All ears

We're probably all of us guilty at some time of telling people what it is they should want instead of properly listening to their experience - so we can start by talking to a nine-year-old about what would make him more likely to cycle to school (and not recycling dubious statistics about which demographics benefit from cycling investment). In Scotland, women cyclists will get a louder voice with the launch of the Women's Cycle Forum Scotland - which showed just how diverse female cycling experiences can be; now it's time to keep up the momentum generated by the event. Assen shows the diversity of cyclists you get when the infrastructure is right; beyond infrastructure you may also need accessible bikes in your bike share scheme - and even scholarships to broaden the diversity of those working in the industry.

What Would Copenhagen Do?

As protests continue over the Waltham Forest Mini Holland road closures, and similar filtering schemes in Hackney, perhaps more local business should be given shots on cargo bikes or see how Copenhagen's local businesses cope and even thrive in a less car-centric city. Similarly, as a Bath cycle lane is threatened by plans to extend a loading bay, perhaps a Copenhagen compromise approach to loading would help? It's certainly better than Dublin's solution of just suspending its bike tracks to turn them into coach parking when needed. But it's not just Copenhagen that understands that cycling needn't presage economic collapse - in Portland developers are actively requesting traffic-free roads to their schemes while there seems to be no end to the Netherlands' e-bike sales boom.

Expanding the tool kit?

I think most here reading this are agreed that it's not gimmicky ideas or smarter cars that are needed, but decent infrastructure and well designed roads to fix our cities. That said it could be that rural cycling needs different solutions - and sometimes an app can be a good tool for improving the state of our streets. So, with that out of the way, we can now all happily debate whether the AA's cycling highway code is a bit patronising, an effective repackaging or just ten years behind what's actually being taught in Bikeability. A similar debate could generally be had for events like Bike Week - although as ever Bikeyface manages to speak more sense with a couple of cartoons than most people manage in a dozen blog posts. If you're looking for other campaigning resources, Cycling Industry News has put together a guide for advocates, and the European Parliament's report is full of good stuff for quoting in campaigns and communications. The Irish contingent found the Cycle City Leicester conference useful - and even the Dutch need to get together from time to time to share good practice.

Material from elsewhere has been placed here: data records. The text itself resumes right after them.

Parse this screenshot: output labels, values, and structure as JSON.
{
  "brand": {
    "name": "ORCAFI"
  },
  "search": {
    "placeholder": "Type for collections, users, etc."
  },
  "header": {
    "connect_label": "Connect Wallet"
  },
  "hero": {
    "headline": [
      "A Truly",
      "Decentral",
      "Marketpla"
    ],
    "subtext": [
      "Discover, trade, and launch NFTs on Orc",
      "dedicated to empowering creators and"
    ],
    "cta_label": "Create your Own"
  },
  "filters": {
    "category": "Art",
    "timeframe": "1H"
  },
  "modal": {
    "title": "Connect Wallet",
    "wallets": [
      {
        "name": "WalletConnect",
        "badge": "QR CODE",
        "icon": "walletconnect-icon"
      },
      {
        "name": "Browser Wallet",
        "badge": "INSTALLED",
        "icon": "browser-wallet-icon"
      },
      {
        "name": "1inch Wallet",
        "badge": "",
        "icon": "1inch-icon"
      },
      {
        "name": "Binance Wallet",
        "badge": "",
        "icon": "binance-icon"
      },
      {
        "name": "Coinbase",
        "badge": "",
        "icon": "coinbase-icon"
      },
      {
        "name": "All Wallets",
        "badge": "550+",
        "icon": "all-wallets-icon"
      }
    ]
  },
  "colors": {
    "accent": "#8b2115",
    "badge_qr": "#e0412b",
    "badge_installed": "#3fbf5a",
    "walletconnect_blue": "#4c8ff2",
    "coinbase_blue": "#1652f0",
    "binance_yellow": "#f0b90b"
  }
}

And finally

We couldn't end a bike blog roundup without this a reference to this story. Thank you anti-bike-theft cowboy for providing a good news story in an otherwise grim news week...